Islamic Law & Law of the Muslim World eJournal: Jan 11th

This week’s issue of the Islamic Law & Law of the Muslim World eJournal includes: "Is Islam Incompatible with European Identity?" by Wojciech Brzozowski This article examines "whether following the rules of Islam in everyday life (e.g. wearing of religious clothing and symbols, respecting gender equality, exercising parental rights) can be reconciled with the Western … Continue reading Islamic Law & Law of the Muslim World eJournal: Jan 11th

In the News: Triple Ṭalāq Criminalized in India

About three months ago, the Indian government formally criminalized “triple ṭalāq” divorce—an instant and irrevocable divorce under some versions of Islamic law where a husband can unilaterally divorce his wife by saying the word ṭalāq (divorce) three times. The Supreme Court of India had ruled last August that the practice of “triple ṭalāq” was unconstitutional. … Continue reading In the News: Triple Ṭalāq Criminalized in India

SHARIAsource Editors and Senior Scholars’ Round Up: Aug 20th

SHARIAsource Early Abbasid Iraq and Iran Editor Nahed Samour moderated a discussion at the Jewish Museum in Berlin on tolerance of criticism in Judaism and Islam. Meanwhile, an op-ed in The Indian Express on the public debate in India over whether sharīʿa councils should be banned referenced SHARIAsource Southeast Asia and Pakistan Editor Jeff Redding’s … Continue reading SHARIAsource Editors and Senior Scholars’ Round Up: Aug 20th

Recent Scholarship: Chaudhry on Islamic Legal History

Prof. Faisal Chaudhry recently wrote an article in Law and History Review discussing legal modernization in nineteenth-century India: “Rethinking the Nineteenth-Century Domestication of the Sharīʿa: Marriage and Family in the Imaginary of Classical Legal Thought and the Genealogy of (Muslim) Personal Law in Late Colonial India” This article reevaluates a common view about legal modernization … Continue reading Recent Scholarship: Chaudhry on Islamic Legal History

Country Profile: India

This Country Profile provides a basic overview of the legal history and institutional structures of the Republic of India (Republic of India/Bharatiya Ganarajya), based on research produced by GlobaLex at NYU Law School and the Library of Congress. Under India's Constitution, Islamic law (sharīʿa or fiqh) has no legal status. Country Background India is located in South Asia, bordering the Bay of Bengal … Continue reading Country Profile: India

Islamic Law in U.S. Courts: Tarikonda v. Pinjari (Mich. Ct. App. 2009): Michigan Law Defeats Extralegal Divorce Attempt

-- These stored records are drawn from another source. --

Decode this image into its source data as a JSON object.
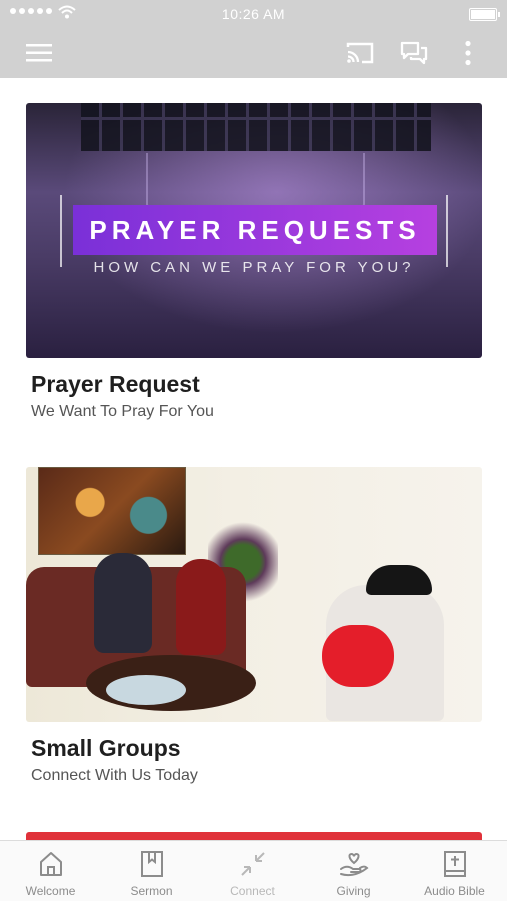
{
  "status_bar": {
    "time": "10:26 AM"
  },
  "app_bar": {
    "icons": [
      "menu-icon",
      "cast-icon",
      "chat-icon",
      "more-vertical-icon"
    ]
  },
  "cards": [
    {
      "banner_title": "PRAYER REQUESTS",
      "banner_subtitle": "HOW CAN WE PRAY FOR YOU?",
      "title": "Prayer Request",
      "subtitle": "We Want To Pray For You"
    },
    {
      "title": "Small Groups",
      "subtitle": "Connect With Us Today"
    }
  ],
  "tab_bar": {
    "tabs": [
      {
        "label": "Welcome",
        "icon": "home-icon"
      },
      {
        "label": "Sermon",
        "icon": "bookmark-book-icon"
      },
      {
        "label": "Connect",
        "icon": "connect-arrows-icon"
      },
      {
        "label": "Giving",
        "icon": "giving-hand-icon"
      },
      {
        "label": "Audio Bible",
        "icon": "bible-icon"
      }
    ]
  },
  "colors": {
    "app_bar": "#d1d1d1",
    "accent_strip": "#e0323a",
    "tab_label": "#8c8c8c"
  }
}
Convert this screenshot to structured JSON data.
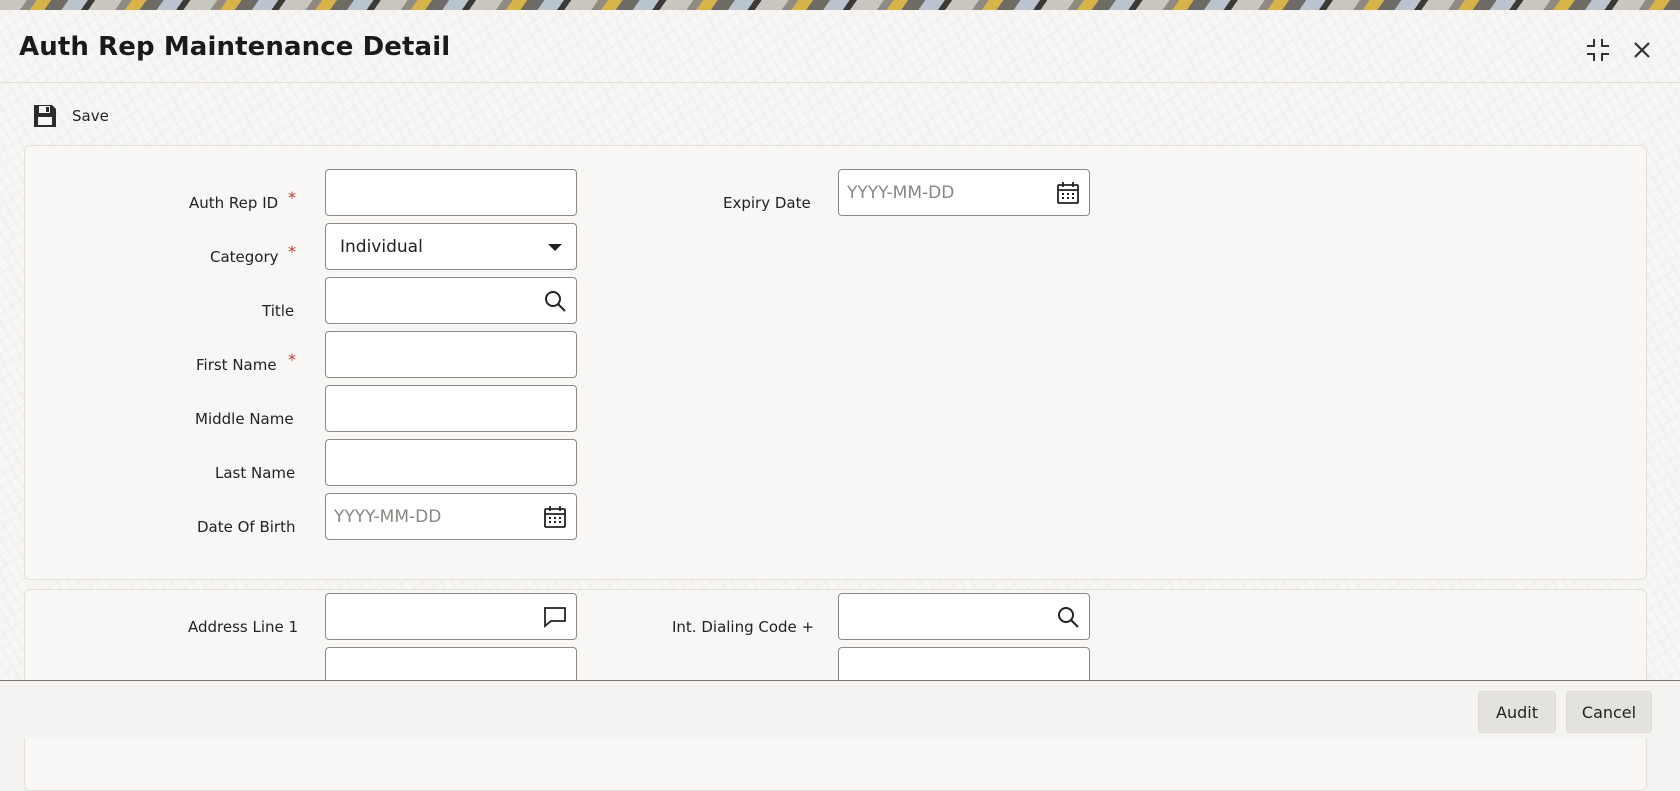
{
  "window": {
    "title": "Auth Rep Maintenance Detail"
  },
  "header_icons": {
    "maximize": "maximize-icon",
    "close": "close-icon"
  },
  "toolbar": {
    "save_label": "Save",
    "save_icon": "floppy-disk-icon"
  },
  "form": {
    "auth_rep_id": {
      "label": "Auth Rep ID",
      "required": "*",
      "value": ""
    },
    "category": {
      "label": "Category",
      "required": "*",
      "value": "Individual"
    },
    "title": {
      "label": "Title",
      "value": ""
    },
    "first_name": {
      "label": "First Name",
      "required": "*",
      "value": ""
    },
    "middle_name": {
      "label": "Middle Name",
      "value": ""
    },
    "last_name": {
      "label": "Last Name",
      "value": ""
    },
    "date_of_birth": {
      "label": "Date Of Birth",
      "placeholder": "YYYY-MM-DD"
    },
    "expiry_date": {
      "label": "Expiry Date",
      "placeholder": "YYYY-MM-DD"
    }
  },
  "address": {
    "address_line_1": {
      "label": "Address Line 1",
      "value": ""
    },
    "int_dialing_code": {
      "label": "Int. Dialing Code +",
      "value": ""
    }
  },
  "footer": {
    "audit_label": "Audit",
    "cancel_label": "Cancel"
  },
  "colors": {
    "required": "#c0392b",
    "background": "#f7f6f4",
    "border": "#8d8a85"
  }
}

In divorce proceedings, a wife appealed the decision of the Oakland Circuit Court Family Division, granting her husband’s motion to dismiss her claims and recognize their previous divorce, which occurred when the couple was in India. Specifically, she contested the validity of the “triple ṭalāq” divorce (a version of final, irrevocable divorce under Indian and … Continue reading Islamic Law in U.S. Courts: Tarikonda v. Pinjari (Mich. Ct. App. 2009): Michigan Law Defeats Extralegal Divorce Attempt

Commentary: Vishwa Lochan Madan v. Union of India (2014) and the Uncertain Boundaries of Muslim Personal Law in India

This commentary, by SHARIAsource Southeast Asia editor Jeff Redding, explains crucial aspects of the 2014 Indian Supreme Court decision in Vishwa Lochan Madan v. Union of India, arguing that this highly-anticipated and long-delayed opinion left much unresolved about whether non-state Muslim legal actors have a role, along with state courts, in announcing and enforcing Muslim Personal … Continue reading Commentary: Vishwa Lochan Madan v. Union of India (2014) and the Uncertain Boundaries of Muslim Personal Law in India

Round-up on Triple Ṭalāq

SUPREME COURT CASE: Shayara Bano v. Union of India, etc. (Supreme Court of India)  In a 3-2 decision, the Supreme Court of India declared triple ṭalāq unconstitutional and gave India’s parliament six months “to consider legislation” for handling triple ṭalāq. In its opinion, the Court cited global advances in Islamic family law (in India, called Muslim … Continue reading Round-up on Triple Ṭalāq

In Response to the Indian Supreme Court’s Recent Decision on Triple Ṭalāq: A Legislative Proposal

The Indian Supreme Court's decision on triple ṭalāq declared it unconstitutional, and gave the legislature six months to decide on appropriate reform. Pakistan editor Zubair Abbasi responds to the decision and outlines considerations the legislature should address. "According to media reports, triple ṭalāq (instant, irrevocable divorce initiated by a husband in some versions of Islamic law) epitomizes … Continue reading In Response to the Indian Supreme Court’s Recent Decision on Triple Ṭalāq: A Legislative Proposal